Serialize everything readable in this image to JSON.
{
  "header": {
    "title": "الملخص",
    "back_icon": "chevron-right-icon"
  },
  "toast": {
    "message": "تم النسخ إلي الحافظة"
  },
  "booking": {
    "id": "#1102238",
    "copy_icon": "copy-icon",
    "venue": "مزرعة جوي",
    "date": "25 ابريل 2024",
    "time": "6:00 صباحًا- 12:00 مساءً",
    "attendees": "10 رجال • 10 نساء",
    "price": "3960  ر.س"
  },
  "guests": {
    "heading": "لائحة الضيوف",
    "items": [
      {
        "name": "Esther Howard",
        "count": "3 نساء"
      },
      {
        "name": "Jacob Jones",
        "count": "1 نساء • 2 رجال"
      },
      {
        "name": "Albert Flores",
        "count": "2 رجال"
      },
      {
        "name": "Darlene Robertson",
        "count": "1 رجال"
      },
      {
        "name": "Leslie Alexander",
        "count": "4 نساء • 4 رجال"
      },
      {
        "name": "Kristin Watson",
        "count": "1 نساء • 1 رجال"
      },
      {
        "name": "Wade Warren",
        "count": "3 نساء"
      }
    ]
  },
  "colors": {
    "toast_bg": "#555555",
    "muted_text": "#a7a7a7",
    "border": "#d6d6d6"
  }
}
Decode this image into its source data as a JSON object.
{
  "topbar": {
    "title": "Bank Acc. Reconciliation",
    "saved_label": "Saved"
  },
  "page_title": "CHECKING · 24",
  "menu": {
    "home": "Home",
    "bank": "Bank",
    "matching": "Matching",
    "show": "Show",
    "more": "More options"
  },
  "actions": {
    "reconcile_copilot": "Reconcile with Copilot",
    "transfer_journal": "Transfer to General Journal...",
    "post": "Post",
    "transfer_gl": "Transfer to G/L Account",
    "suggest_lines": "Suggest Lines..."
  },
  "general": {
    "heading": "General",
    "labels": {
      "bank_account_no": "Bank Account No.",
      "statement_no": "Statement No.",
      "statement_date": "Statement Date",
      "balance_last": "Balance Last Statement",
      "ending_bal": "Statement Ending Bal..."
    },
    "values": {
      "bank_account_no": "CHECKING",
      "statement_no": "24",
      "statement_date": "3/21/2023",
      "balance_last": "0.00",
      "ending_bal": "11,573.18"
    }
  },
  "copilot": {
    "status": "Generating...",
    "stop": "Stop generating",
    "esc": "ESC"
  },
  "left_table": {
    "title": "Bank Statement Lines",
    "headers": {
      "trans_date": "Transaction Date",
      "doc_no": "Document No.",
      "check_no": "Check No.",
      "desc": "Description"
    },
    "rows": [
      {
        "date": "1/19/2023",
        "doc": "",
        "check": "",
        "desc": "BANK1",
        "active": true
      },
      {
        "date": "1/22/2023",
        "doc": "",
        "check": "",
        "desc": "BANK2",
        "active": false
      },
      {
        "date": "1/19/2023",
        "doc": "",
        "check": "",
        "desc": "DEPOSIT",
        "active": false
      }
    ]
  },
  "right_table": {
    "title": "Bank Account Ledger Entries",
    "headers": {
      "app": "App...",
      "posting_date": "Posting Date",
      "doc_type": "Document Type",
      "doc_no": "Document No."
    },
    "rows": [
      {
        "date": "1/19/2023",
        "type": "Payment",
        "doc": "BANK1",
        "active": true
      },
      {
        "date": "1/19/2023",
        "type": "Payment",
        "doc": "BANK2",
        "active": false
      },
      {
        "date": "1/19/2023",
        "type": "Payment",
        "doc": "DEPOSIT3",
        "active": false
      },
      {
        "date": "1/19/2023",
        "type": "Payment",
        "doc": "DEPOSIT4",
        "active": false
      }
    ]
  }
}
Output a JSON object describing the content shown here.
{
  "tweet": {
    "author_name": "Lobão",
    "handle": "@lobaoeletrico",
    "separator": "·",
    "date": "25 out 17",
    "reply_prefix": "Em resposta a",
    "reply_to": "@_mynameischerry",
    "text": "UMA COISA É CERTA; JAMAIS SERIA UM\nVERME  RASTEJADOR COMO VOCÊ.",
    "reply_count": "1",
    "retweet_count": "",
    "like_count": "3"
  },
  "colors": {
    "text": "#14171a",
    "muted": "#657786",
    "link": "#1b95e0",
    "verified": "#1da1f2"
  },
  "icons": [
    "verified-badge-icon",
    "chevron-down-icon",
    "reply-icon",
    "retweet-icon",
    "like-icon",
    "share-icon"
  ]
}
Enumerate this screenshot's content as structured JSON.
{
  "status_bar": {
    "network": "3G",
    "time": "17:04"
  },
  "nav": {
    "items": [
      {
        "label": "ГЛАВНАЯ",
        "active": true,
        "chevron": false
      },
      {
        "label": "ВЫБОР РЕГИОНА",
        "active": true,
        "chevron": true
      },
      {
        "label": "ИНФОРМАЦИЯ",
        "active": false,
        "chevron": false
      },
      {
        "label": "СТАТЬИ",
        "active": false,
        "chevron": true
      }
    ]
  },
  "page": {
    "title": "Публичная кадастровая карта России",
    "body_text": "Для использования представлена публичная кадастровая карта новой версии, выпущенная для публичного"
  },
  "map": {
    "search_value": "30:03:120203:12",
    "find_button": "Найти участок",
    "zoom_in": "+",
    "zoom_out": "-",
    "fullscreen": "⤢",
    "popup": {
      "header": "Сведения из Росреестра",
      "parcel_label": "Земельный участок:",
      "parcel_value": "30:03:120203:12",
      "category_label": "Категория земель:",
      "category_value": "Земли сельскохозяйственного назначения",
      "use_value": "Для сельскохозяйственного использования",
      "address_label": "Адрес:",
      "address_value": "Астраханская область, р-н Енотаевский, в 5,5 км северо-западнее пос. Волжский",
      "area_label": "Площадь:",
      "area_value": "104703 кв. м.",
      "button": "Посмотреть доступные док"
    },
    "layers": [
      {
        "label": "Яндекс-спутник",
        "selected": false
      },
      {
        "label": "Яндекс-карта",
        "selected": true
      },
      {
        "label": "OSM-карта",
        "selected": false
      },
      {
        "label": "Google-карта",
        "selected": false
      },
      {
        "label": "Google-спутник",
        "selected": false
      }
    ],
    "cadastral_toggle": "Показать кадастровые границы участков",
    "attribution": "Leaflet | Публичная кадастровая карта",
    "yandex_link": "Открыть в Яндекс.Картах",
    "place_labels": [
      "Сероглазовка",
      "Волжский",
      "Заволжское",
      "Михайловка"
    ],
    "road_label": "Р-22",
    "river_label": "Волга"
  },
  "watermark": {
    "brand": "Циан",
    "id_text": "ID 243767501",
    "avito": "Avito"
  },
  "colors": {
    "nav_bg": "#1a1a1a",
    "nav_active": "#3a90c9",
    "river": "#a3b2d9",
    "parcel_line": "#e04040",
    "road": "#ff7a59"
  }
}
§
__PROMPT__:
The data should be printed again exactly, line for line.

__EXPECTED ANSWER__:
Serialize everything readable in this image to JSON.
{
  "header": {
    "title": "الملخص",
    "back_icon": "chevron-right-icon"
  },
  "toast": {
    "message": "تم النسخ إلي الحافظة"
  },
  "booking": {
    "id": "#1102238",
    "copy_icon": "copy-icon",
    "venue": "مزرعة جوي",
    "date": "25 ابريل 2024",
    "time": "6:00 صباحًا- 12:00 مساءً",
    "attendees": "10 رجال • 10 نساء",
    "price": "3960  ر.س"
  },
  "guests": {
    "heading": "لائحة الضيوف",
    "items": [
      {
        "name": "Esther Howard",
        "count": "3 نساء"
      },
      {
        "name": "Jacob Jones",
        "count": "1 نساء • 2 رجال"
      },
      {
        "name": "Albert Flores",
        "count": "2 رجال"
      },
      {
        "name": "Darlene Robertson",
        "count": "1 رجال"
      },
      {
        "name": "Leslie Alexander",
        "count": "4 نساء • 4 رجال"
      },
      {
        "name": "Kristin Watson",
        "count": "1 نساء • 1 رجال"
      },
      {
        "name": "Wade Warren",
        "count": "3 نساء"
      }
    ]
  },
  "colors": {
    "toast_bg": "#555555",
    "muted_text": "#a7a7a7",
    "border": "#d6d6d6"
  }
}
Decode this image into its source data as a JSON object.
{
  "topbar": {
    "title": "Bank Acc. Reconciliation",
    "saved_label": "Saved"
  },
  "page_title": "CHECKING · 24",
  "menu": {
    "home": "Home",
    "bank": "Bank",
    "matching": "Matching",
    "show": "Show",
    "more": "More options"
  },
  "actions": {
    "reconcile_copilot": "Reconcile with Copilot",
    "transfer_journal": "Transfer to General Journal...",
    "post": "Post",
    "transfer_gl": "Transfer to G/L Account",
    "suggest_lines": "Suggest Lines..."
  },
  "general": {
    "heading": "General",
    "labels": {
      "bank_account_no": "Bank Account No.",
      "statement_no": "Statement No.",
      "statement_date": "Statement Date",
      "balance_last": "Balance Last Statement",
      "ending_bal": "Statement Ending Bal..."
    },
    "values": {
      "bank_account_no": "CHECKING",
      "statement_no": "24",
      "statement_date": "3/21/2023",
      "balance_last": "0.00",
      "ending_bal": "11,573.18"
    }
  },
  "copilot": {
    "status": "Generating...",
    "stop": "Stop generating",
    "esc": "ESC"
  },
  "left_table": {
    "title": "Bank Statement Lines",
    "headers": {
      "trans_date": "Transaction Date",
      "doc_no": "Document No.",
      "check_no": "Check No.",
      "desc": "Description"
    },
    "rows": [
      {
        "date": "1/19/2023",
        "doc": "",
        "check": "",
        "desc": "BANK1",
        "active": true
      },
      {
        "date": "1/22/2023",
        "doc": "",
        "check": "",
        "desc": "BANK2",
        "active": false
      },
      {
        "date": "1/19/2023",
        "doc": "",
        "check": "",
        "desc": "DEPOSIT",
        "active": false
      }
    ]
  },
  "right_table": {
    "title": "Bank Account Ledger Entries",
    "headers": {
      "app": "App...",
      "posting_date": "Posting Date",
      "doc_type": "Document Type",
      "doc_no": "Document No."
    },
    "rows": [
      {
        "date": "1/19/2023",
        "type": "Payment",
        "doc": "BANK1",
        "active": true
      },
      {
        "date": "1/19/2023",
        "type": "Payment",
        "doc": "BANK2",
        "active": false
      },
      {
        "date": "1/19/2023",
        "type": "Payment",
        "doc": "DEPOSIT3",
        "active": false
      },
      {
        "date": "1/19/2023",
        "type": "Payment",
        "doc": "DEPOSIT4",
        "active": false
      }
    ]
  }
}
Output a JSON object describing the content shown here.
{
  "tweet": {
    "author_name": "Lobão",
    "handle": "@lobaoeletrico",
    "separator": "·",
    "date": "25 out 17",
    "reply_prefix": "Em resposta a",
    "reply_to": "@_mynameischerry",
    "text": "UMA COISA É CERTA; JAMAIS SERIA UM\nVERME  RASTEJADOR COMO VOCÊ.",
    "reply_count": "1",
    "retweet_count": "",
    "like_count": "3"
  },
  "colors": {
    "text": "#14171a",
    "muted": "#657786",
    "link": "#1b95e0",
    "verified": "#1da1f2"
  },
  "icons": [
    "verified-badge-icon",
    "chevron-down-icon",
    "reply-icon",
    "retweet-icon",
    "like-icon",
    "share-icon"
  ]
}
Enumerate this screenshot's content as structured JSON.
{
  "status_bar": {
    "network": "3G",
    "time": "17:04"
  },
  "nav": {
    "items": [
      {
        "label": "ГЛАВНАЯ",
        "active": true,
        "chevron": false
      },
      {
        "label": "ВЫБОР РЕГИОНА",
        "active": true,
        "chevron": true
      },
      {
        "label": "ИНФОРМАЦИЯ",
        "active": false,
        "chevron": false
      },
      {
        "label": "СТАТЬИ",
        "active": false,
        "chevron": true
      }
    ]
  },
  "page": {
    "title": "Публичная кадастровая карта России",
    "body_text": "Для использования представлена публичная кадастровая карта новой версии, выпущенная для публичного"
  },
  "map": {
    "search_value": "30:03:120203:12",
    "find_button": "Найти участок",
    "zoom_in": "+",
    "zoom_out": "-",
    "fullscreen": "⤢",
    "popup": {
      "header": "Сведения из Росреестра",
      "parcel_label": "Земельный участок:",
      "parcel_value": "30:03:120203:12",
      "category_label": "Категория земель:",
      "category_value": "Земли сельскохозяйственного назначения",
      "use_value": "Для сельскохозяйственного использования",
      "address_label": "Адрес:",
      "address_value": "Астраханская область, р-н Енотаевский, в 5,5 км северо-западнее пос. Волжский",
      "area_label": "Площадь:",
      "area_value": "104703 кв. м.",
      "button": "Посмотреть доступные док"
    },
    "layers": [
      {
        "label": "Яндекс-спутник",
        "selected": false
      },
      {
        "label": "Яндекс-карта",
        "selected": true
      },
      {
        "label": "OSM-карта",
        "selected": false
      },
      {
        "label": "Google-карта",
        "selected": false
      },
      {
        "label": "Google-спутник",
        "selected": false
      }
    ],
    "cadastral_toggle": "Показать кадастровые границы участков",
    "attribution": "Leaflet | Публичная кадастровая карта",
    "yandex_link": "Открыть в Яндекс.Картах",
    "place_labels": [
      "Сероглазовка",
      "Волжский",
      "Заволжское",
      "Михайловка"
    ],
    "road_label": "Р-22",
    "river_label": "Волга"
  },
  "watermark": {
    "brand": "Циан",
    "id_text": "ID 243767501",
    "avito": "Avito"
  },
  "colors": {
    "nav_bg": "#1a1a1a",
    "nav_active": "#3a90c9",
    "river": "#a3b2d9",
    "parcel_line": "#e04040",
    "road": "#ff7a59"
  }
}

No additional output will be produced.